Roberts has said he has not detected players slacking off in effort or preparation, so there is no need to rage over results.
“Just to show anger you’re losing?” Salmon said. “Yeah, it’s frustrating. But players see through it if it’s eye-wash.
“If complacency is being seen, or apathy, or they’re wasting their at-bats, or they’re cruising, those are scenarios that prompt that kind of stuff. If they’re not seeing that, anything just to get angry can be seen through, and maybe backfire on you.”
Salmon’s advice to the Dodgers: “It’s very rare that you can play six straight months of perfect baseball. You’re having a slide right now, but two weeks turns pretty quickly. That’s the assurance I’d be giving my teammates right now. I wouldn’t worry or panic or look in the rear-view mirror.”

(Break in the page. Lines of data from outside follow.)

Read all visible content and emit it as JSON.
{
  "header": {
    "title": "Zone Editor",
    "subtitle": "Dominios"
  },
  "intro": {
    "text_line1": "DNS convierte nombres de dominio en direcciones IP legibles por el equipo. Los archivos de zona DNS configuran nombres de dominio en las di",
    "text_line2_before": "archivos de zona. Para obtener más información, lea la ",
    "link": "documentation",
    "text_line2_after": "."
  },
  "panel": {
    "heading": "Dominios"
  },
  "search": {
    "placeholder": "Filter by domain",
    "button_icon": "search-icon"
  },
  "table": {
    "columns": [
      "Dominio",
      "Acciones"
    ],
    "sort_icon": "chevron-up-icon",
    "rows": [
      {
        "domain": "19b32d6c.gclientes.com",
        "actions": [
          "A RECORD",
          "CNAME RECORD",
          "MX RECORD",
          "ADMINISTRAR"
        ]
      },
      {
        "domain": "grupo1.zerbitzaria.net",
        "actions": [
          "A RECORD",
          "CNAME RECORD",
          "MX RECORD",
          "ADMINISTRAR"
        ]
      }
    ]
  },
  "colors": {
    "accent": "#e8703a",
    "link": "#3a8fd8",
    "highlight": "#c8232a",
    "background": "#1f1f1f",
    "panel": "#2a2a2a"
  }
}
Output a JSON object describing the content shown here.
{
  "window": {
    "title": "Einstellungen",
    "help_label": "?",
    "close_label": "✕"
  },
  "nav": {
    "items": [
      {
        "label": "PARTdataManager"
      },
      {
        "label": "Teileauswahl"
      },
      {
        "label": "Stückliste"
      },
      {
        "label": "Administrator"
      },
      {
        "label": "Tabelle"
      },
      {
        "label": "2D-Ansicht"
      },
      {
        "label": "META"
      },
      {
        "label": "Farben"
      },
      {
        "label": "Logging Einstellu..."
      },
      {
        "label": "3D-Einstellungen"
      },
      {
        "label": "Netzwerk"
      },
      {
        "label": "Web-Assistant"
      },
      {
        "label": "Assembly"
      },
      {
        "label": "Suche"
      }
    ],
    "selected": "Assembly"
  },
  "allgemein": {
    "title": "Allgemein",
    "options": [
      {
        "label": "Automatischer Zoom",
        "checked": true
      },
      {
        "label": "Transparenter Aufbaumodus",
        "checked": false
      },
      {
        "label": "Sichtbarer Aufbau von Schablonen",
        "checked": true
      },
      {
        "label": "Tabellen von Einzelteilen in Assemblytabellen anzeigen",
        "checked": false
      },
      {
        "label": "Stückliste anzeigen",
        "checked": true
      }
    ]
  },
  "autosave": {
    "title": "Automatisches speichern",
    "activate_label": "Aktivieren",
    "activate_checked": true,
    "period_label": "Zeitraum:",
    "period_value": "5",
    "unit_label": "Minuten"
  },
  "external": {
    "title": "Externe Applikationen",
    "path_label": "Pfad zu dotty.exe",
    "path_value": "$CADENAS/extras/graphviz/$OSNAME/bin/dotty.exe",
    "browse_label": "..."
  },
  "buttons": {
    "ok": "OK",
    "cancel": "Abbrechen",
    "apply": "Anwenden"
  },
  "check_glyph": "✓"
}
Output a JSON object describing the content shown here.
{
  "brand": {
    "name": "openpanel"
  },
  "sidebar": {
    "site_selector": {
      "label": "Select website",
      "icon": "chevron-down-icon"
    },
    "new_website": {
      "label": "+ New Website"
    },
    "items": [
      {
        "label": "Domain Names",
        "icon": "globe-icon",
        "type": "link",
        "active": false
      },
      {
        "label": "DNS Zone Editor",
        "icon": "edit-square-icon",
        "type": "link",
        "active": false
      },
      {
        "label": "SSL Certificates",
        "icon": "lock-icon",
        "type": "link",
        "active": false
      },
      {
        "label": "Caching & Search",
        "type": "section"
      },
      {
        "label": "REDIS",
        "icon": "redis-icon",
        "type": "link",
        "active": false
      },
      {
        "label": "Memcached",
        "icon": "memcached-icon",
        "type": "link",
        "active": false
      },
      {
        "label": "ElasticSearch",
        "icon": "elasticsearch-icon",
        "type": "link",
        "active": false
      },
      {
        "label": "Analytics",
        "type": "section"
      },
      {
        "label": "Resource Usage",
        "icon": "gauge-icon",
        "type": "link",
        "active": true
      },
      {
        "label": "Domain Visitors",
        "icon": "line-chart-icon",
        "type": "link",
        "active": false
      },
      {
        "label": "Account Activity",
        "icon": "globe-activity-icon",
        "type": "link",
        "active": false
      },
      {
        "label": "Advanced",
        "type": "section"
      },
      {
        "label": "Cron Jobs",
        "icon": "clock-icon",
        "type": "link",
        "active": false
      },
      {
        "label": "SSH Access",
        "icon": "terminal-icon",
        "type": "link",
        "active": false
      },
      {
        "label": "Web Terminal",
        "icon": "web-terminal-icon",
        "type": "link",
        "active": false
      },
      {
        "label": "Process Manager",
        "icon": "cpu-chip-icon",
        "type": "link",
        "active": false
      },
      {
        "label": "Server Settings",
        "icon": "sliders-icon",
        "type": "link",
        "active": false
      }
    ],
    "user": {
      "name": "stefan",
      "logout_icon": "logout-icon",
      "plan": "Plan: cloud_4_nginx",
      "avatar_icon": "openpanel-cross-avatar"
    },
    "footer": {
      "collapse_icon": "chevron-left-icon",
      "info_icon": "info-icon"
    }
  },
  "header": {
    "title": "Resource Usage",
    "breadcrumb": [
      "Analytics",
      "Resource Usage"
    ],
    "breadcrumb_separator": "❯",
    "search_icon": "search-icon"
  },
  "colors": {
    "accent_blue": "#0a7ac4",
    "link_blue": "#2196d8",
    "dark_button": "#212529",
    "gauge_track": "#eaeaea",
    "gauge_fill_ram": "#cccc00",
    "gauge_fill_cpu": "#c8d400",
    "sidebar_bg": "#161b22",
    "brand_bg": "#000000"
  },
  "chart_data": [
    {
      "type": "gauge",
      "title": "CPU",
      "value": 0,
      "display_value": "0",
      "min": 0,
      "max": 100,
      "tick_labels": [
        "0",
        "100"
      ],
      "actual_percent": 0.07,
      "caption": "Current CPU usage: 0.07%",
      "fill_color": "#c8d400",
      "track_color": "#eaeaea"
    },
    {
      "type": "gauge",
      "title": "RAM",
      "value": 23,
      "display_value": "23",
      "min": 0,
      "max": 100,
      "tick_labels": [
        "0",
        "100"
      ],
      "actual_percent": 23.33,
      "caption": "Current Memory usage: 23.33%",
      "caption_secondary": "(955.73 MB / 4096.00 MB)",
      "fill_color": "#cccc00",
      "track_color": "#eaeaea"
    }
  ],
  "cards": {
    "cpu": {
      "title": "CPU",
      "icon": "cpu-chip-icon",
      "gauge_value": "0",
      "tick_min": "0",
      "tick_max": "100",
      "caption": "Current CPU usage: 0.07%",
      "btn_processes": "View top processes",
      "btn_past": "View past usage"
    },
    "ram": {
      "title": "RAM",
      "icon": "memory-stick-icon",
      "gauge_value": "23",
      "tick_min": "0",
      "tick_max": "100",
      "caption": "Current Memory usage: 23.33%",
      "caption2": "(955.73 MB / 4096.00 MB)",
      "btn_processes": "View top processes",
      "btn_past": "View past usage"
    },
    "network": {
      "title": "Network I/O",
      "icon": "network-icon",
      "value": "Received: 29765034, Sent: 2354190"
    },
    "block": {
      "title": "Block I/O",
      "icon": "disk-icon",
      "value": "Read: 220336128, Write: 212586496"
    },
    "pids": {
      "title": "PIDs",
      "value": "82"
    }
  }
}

“If their lead were down to three games, it might be a different story,” he said. “Then you’d for sure be looking in the rear-view mirror. I’d just keep grinding away.
“This might be the adversity they need to restart, or turn that switch on, going into the postseason. We’ve all seen teams coast into postseason, and sometimes they lose that edge a little bit. This might be perfect timing.
“At least they’re human.”
For a team gliding toward October, the Dodgers have an unusually high number of postseason questions: Who is in the bullpen before Kenley Jansen? How does the starting rotation line up behind Clayton Kershaw? Who’s in left field? Does first-half Justin Turner or second-half Justin Turner show up in the playoffs? Have pitchers and advance scouts figured out Cody Bellinger?
It isn’t classified as a collapse if you make the playoffs.
No one remembers that the 1995 Angels made up a three-game deficit with five to play. They forced a tiebreaker, but they lost. They did not get into the playoffs.
The Dodgers can lose every game the rest of the season and reach the playoffs, if only as a wild-card team. And history tells us how a team finishes in the regular season does not foretell how it performs in the postseason.
But, in a year the World Series and the record for victories in a season appeared to be there for the Dodgers’ taking, the Dodgers are making us reconsider the definition of collapse.
When we’re not freaking out, that is.
Follow Bill Shaikin on Twitter @BillShaikin